__Dataset rows describing interfaces__.
━━━━━━━━

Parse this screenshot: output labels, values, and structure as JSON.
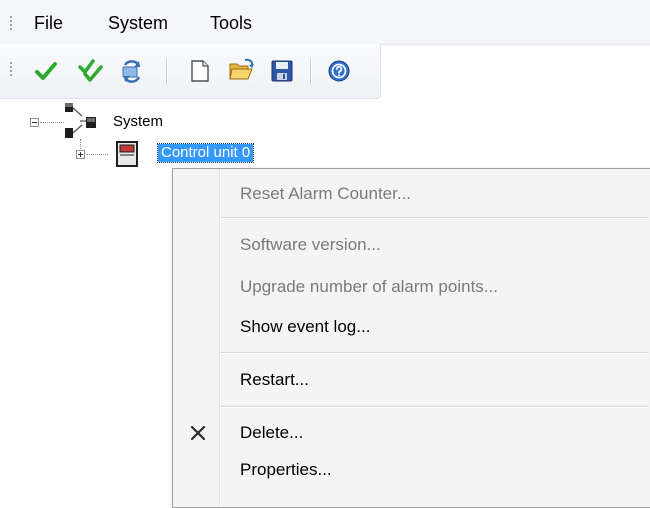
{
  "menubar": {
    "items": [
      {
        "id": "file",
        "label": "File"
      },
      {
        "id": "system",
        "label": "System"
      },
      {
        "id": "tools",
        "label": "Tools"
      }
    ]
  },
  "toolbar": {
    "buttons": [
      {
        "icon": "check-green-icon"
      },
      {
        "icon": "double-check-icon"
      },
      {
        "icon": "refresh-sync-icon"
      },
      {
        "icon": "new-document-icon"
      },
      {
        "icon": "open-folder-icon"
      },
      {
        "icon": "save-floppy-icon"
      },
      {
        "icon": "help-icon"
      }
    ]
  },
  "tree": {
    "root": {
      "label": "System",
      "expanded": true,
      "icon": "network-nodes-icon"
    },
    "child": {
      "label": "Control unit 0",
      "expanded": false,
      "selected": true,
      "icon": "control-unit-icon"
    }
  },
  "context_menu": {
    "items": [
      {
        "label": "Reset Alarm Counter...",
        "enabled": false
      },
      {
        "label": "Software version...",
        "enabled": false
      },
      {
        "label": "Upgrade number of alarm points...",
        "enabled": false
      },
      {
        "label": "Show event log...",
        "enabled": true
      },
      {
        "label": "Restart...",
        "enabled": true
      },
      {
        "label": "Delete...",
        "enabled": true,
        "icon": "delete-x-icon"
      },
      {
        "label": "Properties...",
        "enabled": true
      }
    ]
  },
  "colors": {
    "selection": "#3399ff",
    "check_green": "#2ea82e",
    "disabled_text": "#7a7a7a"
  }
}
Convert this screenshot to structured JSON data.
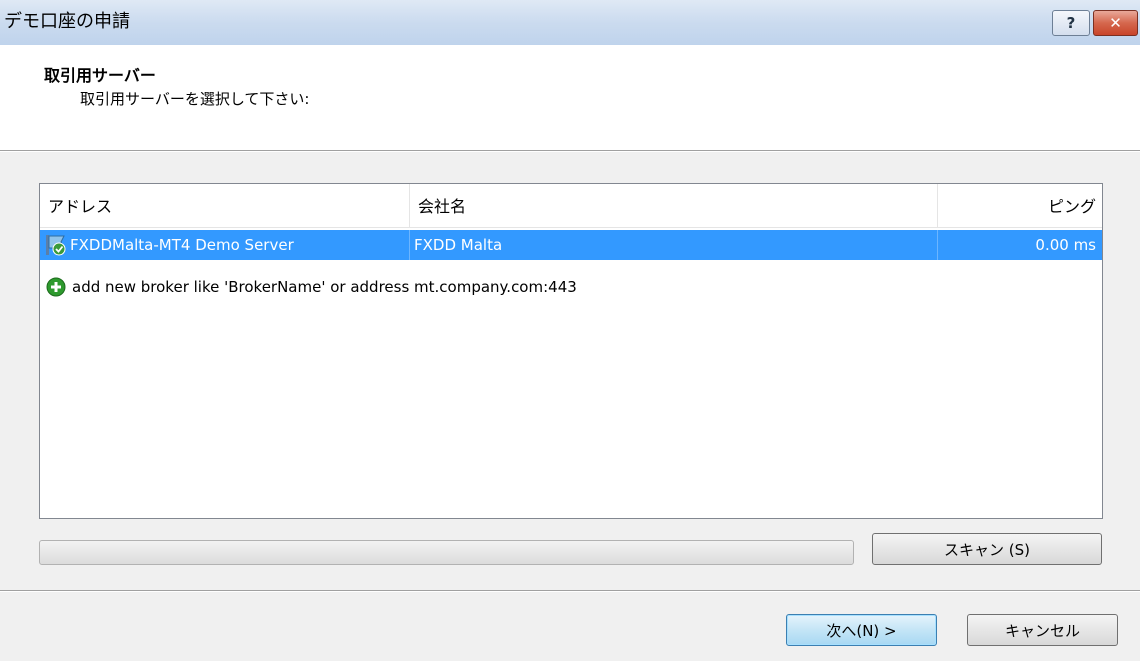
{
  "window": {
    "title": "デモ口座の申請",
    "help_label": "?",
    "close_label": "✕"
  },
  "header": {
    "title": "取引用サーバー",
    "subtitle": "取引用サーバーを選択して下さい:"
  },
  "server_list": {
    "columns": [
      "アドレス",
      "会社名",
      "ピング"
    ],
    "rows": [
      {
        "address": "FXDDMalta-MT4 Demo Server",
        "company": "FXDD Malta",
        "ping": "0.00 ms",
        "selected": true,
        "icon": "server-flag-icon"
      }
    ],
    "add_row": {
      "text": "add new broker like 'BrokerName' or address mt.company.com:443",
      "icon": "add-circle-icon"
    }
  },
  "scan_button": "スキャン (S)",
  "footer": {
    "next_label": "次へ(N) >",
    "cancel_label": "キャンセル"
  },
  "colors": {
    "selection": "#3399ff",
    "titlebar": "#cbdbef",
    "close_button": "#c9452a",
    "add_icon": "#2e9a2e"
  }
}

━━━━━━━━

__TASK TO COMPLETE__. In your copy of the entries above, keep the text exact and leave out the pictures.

__TASK ANSWER__.
Parse this screenshot: output labels, values, and structure as JSON.
{
  "menubar": {
    "items": [
      {
        "id": "file",
        "label": "File"
      },
      {
        "id": "system",
        "label": "System"
      },
      {
        "id": "tools",
        "label": "Tools"
      }
    ]
  },
  "toolbar": {
    "buttons": [
      {
        "icon": "check-green-icon"
      },
      {
        "icon": "double-check-icon"
      },
      {
        "icon": "refresh-sync-icon"
      },
      {
        "icon": "new-document-icon"
      },
      {
        "icon": "open-folder-icon"
      },
      {
        "icon": "save-floppy-icon"
      },
      {
        "icon": "help-icon"
      }
    ]
  },
  "tree": {
    "root": {
      "label": "System",
      "expanded": true,
      "icon": "network-nodes-icon"
    },
    "child": {
      "label": "Control unit 0",
      "expanded": false,
      "selected": true,
      "icon": "control-unit-icon"
    }
  },
  "context_menu": {
    "items": [
      {
        "label": "Reset Alarm Counter...",
        "enabled": false
      },
      {
        "label": "Software version...",
        "enabled": false
      },
      {
        "label": "Upgrade number of alarm points...",
        "enabled": false
      },
      {
        "label": "Show event log...",
        "enabled": true
      },
      {
        "label": "Restart...",
        "enabled": true
      },
      {
        "label": "Delete...",
        "enabled": true,
        "icon": "delete-x-icon"
      },
      {
        "label": "Properties...",
        "enabled": true
      }
    ]
  },
  "colors": {
    "selection": "#3399ff",
    "check_green": "#2ea82e",
    "disabled_text": "#7a7a7a"
  }
}
Convert this screenshot to structured JSON data.
{
  "window": {
    "title": "デモ口座の申請",
    "help_label": "?",
    "close_label": "✕"
  },
  "header": {
    "title": "取引用サーバー",
    "subtitle": "取引用サーバーを選択して下さい:"
  },
  "server_list": {
    "columns": [
      "アドレス",
      "会社名",
      "ピング"
    ],
    "rows": [
      {
        "address": "FXDDMalta-MT4 Demo Server",
        "company": "FXDD Malta",
        "ping": "0.00 ms",
        "selected": true,
        "icon": "server-flag-icon"
      }
    ],
    "add_row": {
      "text": "add new broker like 'BrokerName' or address mt.company.com:443",
      "icon": "add-circle-icon"
    }
  },
  "scan_button": "スキャン (S)",
  "footer": {
    "next_label": "次へ(N) >",
    "cancel_label": "キャンセル"
  },
  "colors": {
    "selection": "#3399ff",
    "titlebar": "#cbdbef",
    "close_button": "#c9452a",
    "add_icon": "#2e9a2e"
  }
}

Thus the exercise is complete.